Provided records below:

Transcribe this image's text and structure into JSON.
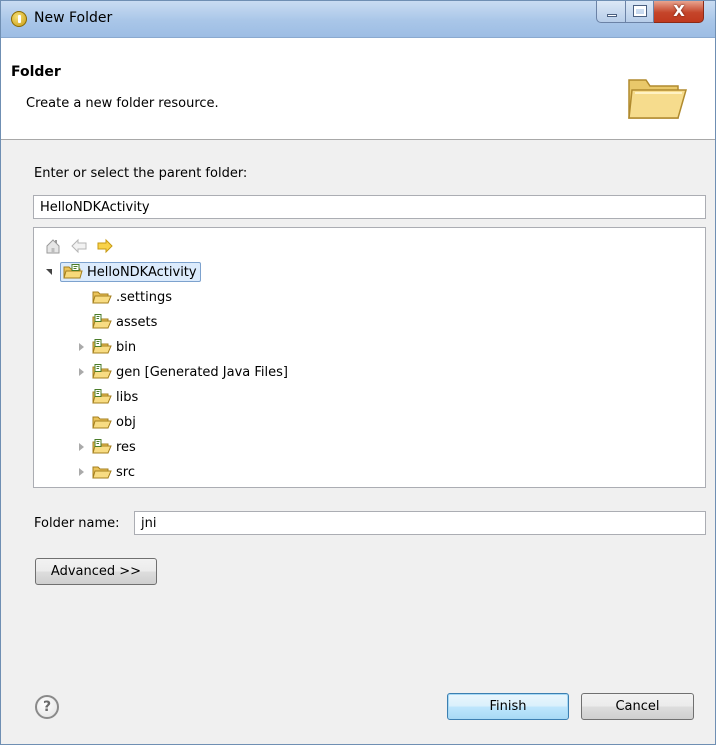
{
  "window": {
    "title": "New Folder",
    "controls": {
      "minimize": "minimize",
      "maximize": "maximize",
      "close": "X"
    }
  },
  "header": {
    "title": "Folder",
    "description": "Create a new folder resource."
  },
  "parent": {
    "label": "Enter or select the parent folder:",
    "value": "HelloNDKActivity"
  },
  "tree": {
    "toolbar": [
      "home-icon",
      "back-arrow-icon",
      "forward-arrow-icon"
    ],
    "root": {
      "label": "HelloNDKActivity",
      "expanded": true,
      "selected": true
    },
    "items": [
      {
        "label": ".settings",
        "expandable": false,
        "icon": "folder-icon"
      },
      {
        "label": "assets",
        "expandable": false,
        "icon": "source-folder-icon"
      },
      {
        "label": "bin",
        "expandable": true,
        "icon": "source-folder-icon"
      },
      {
        "label": "gen [Generated Java Files]",
        "expandable": true,
        "icon": "source-folder-icon"
      },
      {
        "label": "libs",
        "expandable": false,
        "icon": "source-folder-icon"
      },
      {
        "label": "obj",
        "expandable": false,
        "icon": "folder-icon"
      },
      {
        "label": "res",
        "expandable": true,
        "icon": "source-folder-icon"
      },
      {
        "label": "src",
        "expandable": true,
        "icon": "folder-icon"
      }
    ]
  },
  "folder_name": {
    "label": "Folder name:",
    "value": "jni"
  },
  "buttons": {
    "advanced": "Advanced >>",
    "finish": "Finish",
    "cancel": "Cancel",
    "help": "?"
  },
  "colors": {
    "titlebar": "#a9c6e8",
    "close_button": "#c5452a",
    "selection": "#dcebfc",
    "folder": "#f2c94c"
  }
}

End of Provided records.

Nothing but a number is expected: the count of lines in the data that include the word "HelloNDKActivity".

> Solution for this task: 2